The Hungarian government approved the compulsory storage of 700 mcm of natural gas bought last year, which will boost the stock of strategic reserves to a record 1.9 bcm, the energy ministry said on March 30.
According to the statement of the ministry, the measure will ensure the security of supply of households in case of disruption of gas supply.
However, financial website Portfolio writes that financial considerations were really behind the government’s latest measure.
Hungary agreed to buy an additional 700 mcm of gas from Russia in autumn 2022 in addition to the contract volume in the 15-year gas purchase agreement with Gazprom that guarantees the delivery of 4.5 bcm of gas via the TurkStream, mostly from Serbia. The pricing of the 15-year contract with Gazprom tracks follows the Dutch TTF, with a two-month lag.
The importer of the 700 mcm of gas was state-owned Hungarian Hydrocarbon Stockholding Association (MSZKSZ). The deal was financed by a syndicated bank loan backed up with a state guarantee.
Hungary booked the contract at peak prices in August 2022. The average purchase price was €255/MWh, or HUF1,114 per cm while at present prices are quoted at €41/MWh on the Dutch TTF, or HUF180 per cm.
By law, MSZKSZ is obliged to sell gas at or above the purchase price. If it were to sell the gas reserves at present prices, it would incur a HUF700bn (€1.8bn) loss.

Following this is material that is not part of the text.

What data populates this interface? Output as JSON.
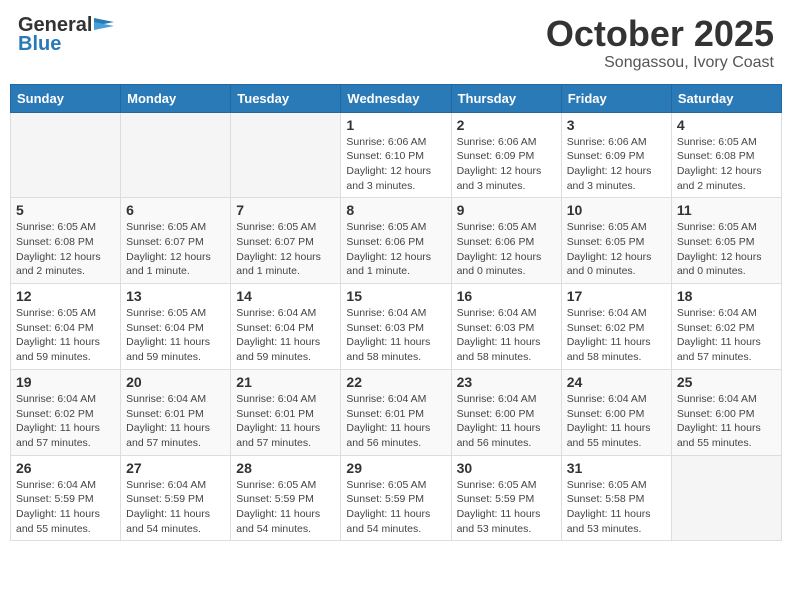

A recent report by G7.hu, citing Eurostat data, showed that Hungary paid 30% more for Russian gas in January than the EU average. The financial news site also cited the unfavourable terms of the September 2022 agreement as a key reason for this.
After their February 2022 meeting, Russian President Vladimir Putin told Prime Minister Viktor Orban that the 2021 gas agreement only secures the stable supply of gas to Hungary until 2036, but is five times below the European market price, a claim that was debunked when Hungary’s energy bill rose multifold last year, leading to a record trade deficit.

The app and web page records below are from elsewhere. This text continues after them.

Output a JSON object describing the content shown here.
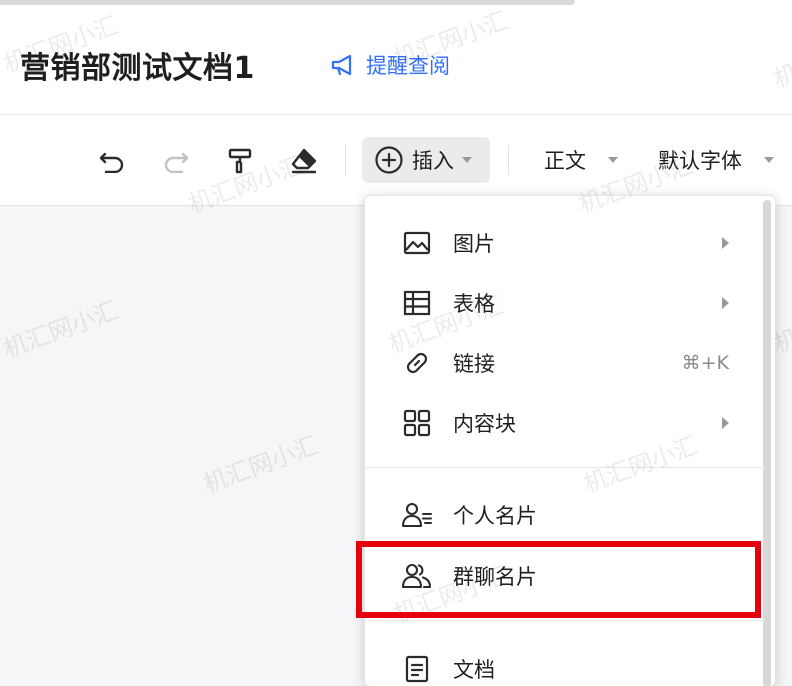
{
  "header": {
    "doc_title": "营销部测试文档1",
    "remind_label": "提醒查阅"
  },
  "toolbar": {
    "insert_label": "插入",
    "text_style_label": "正文",
    "font_label": "默认字体"
  },
  "insert_menu": {
    "items": [
      {
        "label": "图片",
        "icon": "image-icon",
        "submenu": true
      },
      {
        "label": "表格",
        "icon": "table-icon",
        "submenu": true
      },
      {
        "label": "链接",
        "icon": "link-icon",
        "shortcut": "⌘+K"
      },
      {
        "label": "内容块",
        "icon": "content-block-icon",
        "submenu": true
      },
      {
        "label": "个人名片",
        "icon": "personal-card-icon"
      },
      {
        "label": "群聊名片",
        "icon": "group-card-icon",
        "highlighted": true
      },
      {
        "label": "文档",
        "icon": "document-icon"
      }
    ]
  },
  "watermark": "机汇网小汇",
  "colors": {
    "accent": "#3370ff",
    "highlight": "#e6000f"
  }
}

The Orban government has argued that maintaining economic relations with Russia, especially in the field of energy, was needed to ensure access to gas at low prices. Hungary is also one of the most dependent countries in the EU on Russian energy. It imports 90% of its gas from Russia.
Keeping energy prices low was a key priority of the government before the 2022 elections. As energy prices soared, Hungary was no longer able to maintain retail energy subsidies. Since last summer, subsidized prices only apply to consumption below the national average, a threshold set too low according to analysts.
Hungarian domestic consumption fell 17% last year due to mild weather and as consumers and industrial users cut back usage.
At the end of the heating season, Hungary’s gas storage levels are at 45% full capacity and reserves are two-fold higher than in the same period a year ago, the energy ministry said. The increased reserve stock equals 20% of the country’s total usage, or 9.2 bcm, and enough to cover three-quarters of the annual household needs.
The government temporarily reduced statutory gas storage levels to 0.9 bcm in early 2021, but raised it back to 1.2bcm later that year, the level seen during the 2010s.